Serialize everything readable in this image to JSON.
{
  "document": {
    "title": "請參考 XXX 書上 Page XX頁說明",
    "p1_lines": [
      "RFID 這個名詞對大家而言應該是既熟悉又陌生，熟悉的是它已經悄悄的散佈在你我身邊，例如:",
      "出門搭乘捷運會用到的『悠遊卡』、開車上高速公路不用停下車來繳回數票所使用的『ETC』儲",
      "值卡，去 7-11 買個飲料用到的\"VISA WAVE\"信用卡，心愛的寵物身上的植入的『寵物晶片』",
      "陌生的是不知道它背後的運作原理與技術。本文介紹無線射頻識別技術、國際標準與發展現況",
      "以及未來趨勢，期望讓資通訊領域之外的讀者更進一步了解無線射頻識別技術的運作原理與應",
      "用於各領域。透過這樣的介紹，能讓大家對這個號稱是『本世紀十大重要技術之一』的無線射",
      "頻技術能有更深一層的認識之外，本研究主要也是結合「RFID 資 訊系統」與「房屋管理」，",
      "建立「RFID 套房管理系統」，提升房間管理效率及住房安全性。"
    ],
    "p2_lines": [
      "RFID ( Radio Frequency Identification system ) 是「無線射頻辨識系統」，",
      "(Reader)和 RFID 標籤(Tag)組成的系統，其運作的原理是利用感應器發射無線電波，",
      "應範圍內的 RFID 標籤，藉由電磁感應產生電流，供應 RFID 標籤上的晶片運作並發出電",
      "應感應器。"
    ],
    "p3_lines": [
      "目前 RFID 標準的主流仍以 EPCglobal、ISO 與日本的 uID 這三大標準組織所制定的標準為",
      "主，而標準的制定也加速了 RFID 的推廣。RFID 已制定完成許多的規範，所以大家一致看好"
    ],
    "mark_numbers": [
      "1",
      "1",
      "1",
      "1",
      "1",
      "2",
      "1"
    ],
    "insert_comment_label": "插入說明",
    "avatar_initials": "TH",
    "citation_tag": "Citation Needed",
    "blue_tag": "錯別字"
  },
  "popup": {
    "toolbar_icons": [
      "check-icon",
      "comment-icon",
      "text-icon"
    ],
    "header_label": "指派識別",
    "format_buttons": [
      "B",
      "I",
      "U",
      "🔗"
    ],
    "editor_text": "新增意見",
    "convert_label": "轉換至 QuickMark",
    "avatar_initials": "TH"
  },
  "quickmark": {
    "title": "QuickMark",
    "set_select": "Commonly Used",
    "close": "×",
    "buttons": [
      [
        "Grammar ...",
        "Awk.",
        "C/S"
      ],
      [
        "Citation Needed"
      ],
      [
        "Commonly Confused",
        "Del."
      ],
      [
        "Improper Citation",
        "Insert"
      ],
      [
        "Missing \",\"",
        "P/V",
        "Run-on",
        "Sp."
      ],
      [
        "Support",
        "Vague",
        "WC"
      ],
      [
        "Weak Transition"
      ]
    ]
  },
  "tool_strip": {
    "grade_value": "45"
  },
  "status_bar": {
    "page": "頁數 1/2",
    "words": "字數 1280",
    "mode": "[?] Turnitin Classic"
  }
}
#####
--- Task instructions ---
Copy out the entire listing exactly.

--- Response area ---
Serialize everything readable in this image to JSON.
{
  "document": {
    "title": "請參考 XXX 書上 Page XX頁說明",
    "p1_lines": [
      "RFID 這個名詞對大家而言應該是既熟悉又陌生，熟悉的是它已經悄悄的散佈在你我身邊，例如:",
      "出門搭乘捷運會用到的『悠遊卡』、開車上高速公路不用停下車來繳回數票所使用的『ETC』儲",
      "值卡，去 7-11 買個飲料用到的\"VISA WAVE\"信用卡，心愛的寵物身上的植入的『寵物晶片』",
      "陌生的是不知道它背後的運作原理與技術。本文介紹無線射頻識別技術、國際標準與發展現況",
      "以及未來趨勢，期望讓資通訊領域之外的讀者更進一步了解無線射頻識別技術的運作原理與應",
      "用於各領域。透過這樣的介紹，能讓大家對這個號稱是『本世紀十大重要技術之一』的無線射",
      "頻技術能有更深一層的認識之外，本研究主要也是結合「RFID 資 訊系統」與「房屋管理」，",
      "建立「RFID 套房管理系統」，提升房間管理效率及住房安全性。"
    ],
    "p2_lines": [
      "RFID ( Radio Frequency Identification system ) 是「無線射頻辨識系統」，",
      "(Reader)和 RFID 標籤(Tag)組成的系統，其運作的原理是利用感應器發射無線電波，",
      "應範圍內的 RFID 標籤，藉由電磁感應產生電流，供應 RFID 標籤上的晶片運作並發出電",
      "應感應器。"
    ],
    "p3_lines": [
      "目前 RFID 標準的主流仍以 EPCglobal、ISO 與日本的 uID 這三大標準組織所制定的標準為",
      "主，而標準的制定也加速了 RFID 的推廣。RFID 已制定完成許多的規範，所以大家一致看好"
    ],
    "mark_numbers": [
      "1",
      "1",
      "1",
      "1",
      "1",
      "2",
      "1"
    ],
    "insert_comment_label": "插入說明",
    "avatar_initials": "TH",
    "citation_tag": "Citation Needed",
    "blue_tag": "錯別字"
  },
  "popup": {
    "toolbar_icons": [
      "check-icon",
      "comment-icon",
      "text-icon"
    ],
    "header_label": "指派識別",
    "format_buttons": [
      "B",
      "I",
      "U",
      "🔗"
    ],
    "editor_text": "新增意見",
    "convert_label": "轉換至 QuickMark",
    "avatar_initials": "TH"
  },
  "quickmark": {
    "title": "QuickMark",
    "set_select": "Commonly Used",
    "close": "×",
    "buttons": [
      [
        "Grammar ...",
        "Awk.",
        "C/S"
      ],
      [
        "Citation Needed"
      ],
      [
        "Commonly Confused",
        "Del."
      ],
      [
        "Improper Citation",
        "Insert"
      ],
      [
        "Missing \",\"",
        "P/V",
        "Run-on",
        "Sp."
      ],
      [
        "Support",
        "Vague",
        "WC"
      ],
      [
        "Weak Transition"
      ]
    ]
  },
  "tool_strip": {
    "grade_value": "45"
  },
  "status_bar": {
    "page": "頁數 1/2",
    "words": "字數 1280",
    "mode": "[?] Turnitin Classic"
  }
}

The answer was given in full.